Sisters chat about their experience of the religious life

In an event co-sponsored by the Cushwa Center for the Study of American Catholicism and Campus Ministry, seven religious sisters from Notre Dame’s campus gathered for an evening to share their stories of vocation discernment and their expression of the religious life.

The event was introduced by Tami Schmitz, associate director of Pastoral Care, who, at the beginning of this school year, was given the task of helping young women in the Notre Dame community who are discerning a vocation to the religious life.

Kathleen Sprows Cummings, director for the Cushwa Center, spoke about a 2015 study the Conrad-Hilton foundation conducted on how women religious were perceived in America. The study concluded that, “Sisters, though highly respected, remain a mystery.”

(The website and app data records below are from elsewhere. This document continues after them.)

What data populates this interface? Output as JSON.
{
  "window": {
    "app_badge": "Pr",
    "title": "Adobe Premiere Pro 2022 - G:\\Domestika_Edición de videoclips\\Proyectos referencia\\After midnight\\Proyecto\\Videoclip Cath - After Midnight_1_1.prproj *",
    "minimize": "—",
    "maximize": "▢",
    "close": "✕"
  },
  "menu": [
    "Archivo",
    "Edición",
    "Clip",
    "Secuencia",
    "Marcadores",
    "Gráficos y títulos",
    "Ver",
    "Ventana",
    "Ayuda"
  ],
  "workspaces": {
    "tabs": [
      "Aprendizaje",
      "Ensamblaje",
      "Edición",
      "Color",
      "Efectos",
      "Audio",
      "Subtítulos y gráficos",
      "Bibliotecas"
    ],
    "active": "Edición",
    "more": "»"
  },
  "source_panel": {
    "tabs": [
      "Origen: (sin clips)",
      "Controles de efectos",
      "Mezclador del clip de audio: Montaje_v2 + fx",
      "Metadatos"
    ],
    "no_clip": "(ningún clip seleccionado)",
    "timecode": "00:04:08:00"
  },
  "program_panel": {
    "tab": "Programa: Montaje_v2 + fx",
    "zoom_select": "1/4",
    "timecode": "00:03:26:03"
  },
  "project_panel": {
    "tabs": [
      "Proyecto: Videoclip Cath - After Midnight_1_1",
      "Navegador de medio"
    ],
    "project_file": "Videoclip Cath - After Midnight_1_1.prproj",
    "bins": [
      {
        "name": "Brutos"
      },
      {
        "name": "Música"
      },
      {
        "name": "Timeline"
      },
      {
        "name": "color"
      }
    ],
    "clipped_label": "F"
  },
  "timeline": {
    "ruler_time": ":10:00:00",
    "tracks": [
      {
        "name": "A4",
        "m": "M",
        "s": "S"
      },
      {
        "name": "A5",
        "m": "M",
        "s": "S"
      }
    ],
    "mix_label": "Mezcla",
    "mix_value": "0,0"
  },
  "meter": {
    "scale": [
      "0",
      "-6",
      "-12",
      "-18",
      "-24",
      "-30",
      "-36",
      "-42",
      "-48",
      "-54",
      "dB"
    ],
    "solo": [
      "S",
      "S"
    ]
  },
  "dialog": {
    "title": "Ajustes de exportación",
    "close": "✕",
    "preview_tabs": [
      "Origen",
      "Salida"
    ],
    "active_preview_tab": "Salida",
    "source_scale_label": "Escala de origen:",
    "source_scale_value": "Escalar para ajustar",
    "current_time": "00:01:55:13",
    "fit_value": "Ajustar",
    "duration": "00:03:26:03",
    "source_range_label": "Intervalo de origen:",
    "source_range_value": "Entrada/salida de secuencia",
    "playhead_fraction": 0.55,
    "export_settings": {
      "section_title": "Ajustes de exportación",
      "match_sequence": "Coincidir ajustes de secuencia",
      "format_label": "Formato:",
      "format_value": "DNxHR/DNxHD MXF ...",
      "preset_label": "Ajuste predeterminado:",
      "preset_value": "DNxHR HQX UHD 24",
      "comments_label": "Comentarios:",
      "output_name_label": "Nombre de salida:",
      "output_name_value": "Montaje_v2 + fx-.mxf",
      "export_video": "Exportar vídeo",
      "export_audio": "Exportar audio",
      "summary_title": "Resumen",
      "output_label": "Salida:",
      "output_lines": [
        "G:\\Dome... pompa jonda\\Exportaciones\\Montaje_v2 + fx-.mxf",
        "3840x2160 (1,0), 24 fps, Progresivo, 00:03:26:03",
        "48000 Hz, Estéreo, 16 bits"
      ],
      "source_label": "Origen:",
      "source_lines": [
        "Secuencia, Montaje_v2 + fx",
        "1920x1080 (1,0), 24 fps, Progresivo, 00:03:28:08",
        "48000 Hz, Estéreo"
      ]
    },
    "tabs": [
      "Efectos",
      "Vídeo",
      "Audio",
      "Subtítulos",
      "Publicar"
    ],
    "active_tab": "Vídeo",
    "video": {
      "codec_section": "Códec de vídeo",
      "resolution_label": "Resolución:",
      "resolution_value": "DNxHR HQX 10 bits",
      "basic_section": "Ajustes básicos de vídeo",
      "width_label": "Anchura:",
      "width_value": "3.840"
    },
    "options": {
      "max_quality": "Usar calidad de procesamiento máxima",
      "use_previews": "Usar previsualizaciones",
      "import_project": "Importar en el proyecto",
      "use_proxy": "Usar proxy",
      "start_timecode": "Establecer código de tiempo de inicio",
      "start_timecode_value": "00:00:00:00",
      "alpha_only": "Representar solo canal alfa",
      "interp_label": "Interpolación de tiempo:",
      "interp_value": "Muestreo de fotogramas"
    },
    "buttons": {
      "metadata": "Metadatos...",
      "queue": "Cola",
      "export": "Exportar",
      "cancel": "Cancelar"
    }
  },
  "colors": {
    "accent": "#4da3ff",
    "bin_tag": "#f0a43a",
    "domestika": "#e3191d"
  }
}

Many views of sisters are largely shaped by media representations of sisters. “Many think that sisters wear habits, when the majority of sisters’ dress is simple, modest clothing,” said Cummings.

Those present at the night were: Sr. Mary Catherine Hilkert, O.P., Sr. Ann Astell, Sr. Cathleen Cannon, O.P., Sr. Susan Sisko, O.S.B.M., Sr. Mary Donnelly, O.P., Sr. M.J. Hahner, C.S.F.M., and Sr. Mary Lynch, S.S.J.

Each sister shared her vocation story. They felt the call at various ages and entered either straight out of high school or were “late vocations” in their early 30’s. God was persistent in letting these women know they were called. Sister Susan said, “There was this mosquito––and you know, it’s God!” When walking into the motherhouse of their communities, they felt right at home, experiencing the peace of being where God meant them to be.

The sisters then spoke about their education. Some sisters took 12 years to finish their undergraduate degrees, as they could only take weekend and evening classes concurrently with their order’s apostolate.

Later, the floor was open to all to ask questions. Carolina Robledo, a sophomore in Breens-Phillips Hall asked, “Do you have to cut your hair short?” One sister chuckled and explained it was more of an age thing; long hair at an old age gives one a haggard look.

A former student of Sister Cathleen was present, and he asked about prayer and their relationship with God. Sister Hahner said she thinks of God as a relationship. Sister Mary Lynch added, “We live in a culture so full of noise.” Sister Susan then commented, “Young people tell me there’s no time to pray. It almost seems like we have to set the stage before we can be present to God and for him to be present to us.”

One student taking the Faith and Feminism class asked, “How do you fit in a church that doesn’t allow for women to be ordained?”

Sister Mary Lynch answered, “It’s been a struggle, I’ll tell you. One time I worked at this college, and I got to function as a deacon and got my turn to preach. Some priests were happy to see the back of my head driving downtime highway. At UNC some students asked me, ‘Why don’t you leave and join the Episcopal church?’ No. I’m Catholic from head to toe. I saw that I could change the Church from the inside. It’s not easy.”

Sister Mary Donnelly added, “Once I was asked to preach for an O Antiphon. I’ve learned to see being a preacher as more than just from the pulpit. It’s frustrating. I sometimes do have to ‘play the game’ by being with the priest.”

Bea Cuasay is a freshman studying philosophy, theology, and music. As an avid supporter of women religious vocations, especially of the Dominican order, she advises that you visit or for more information.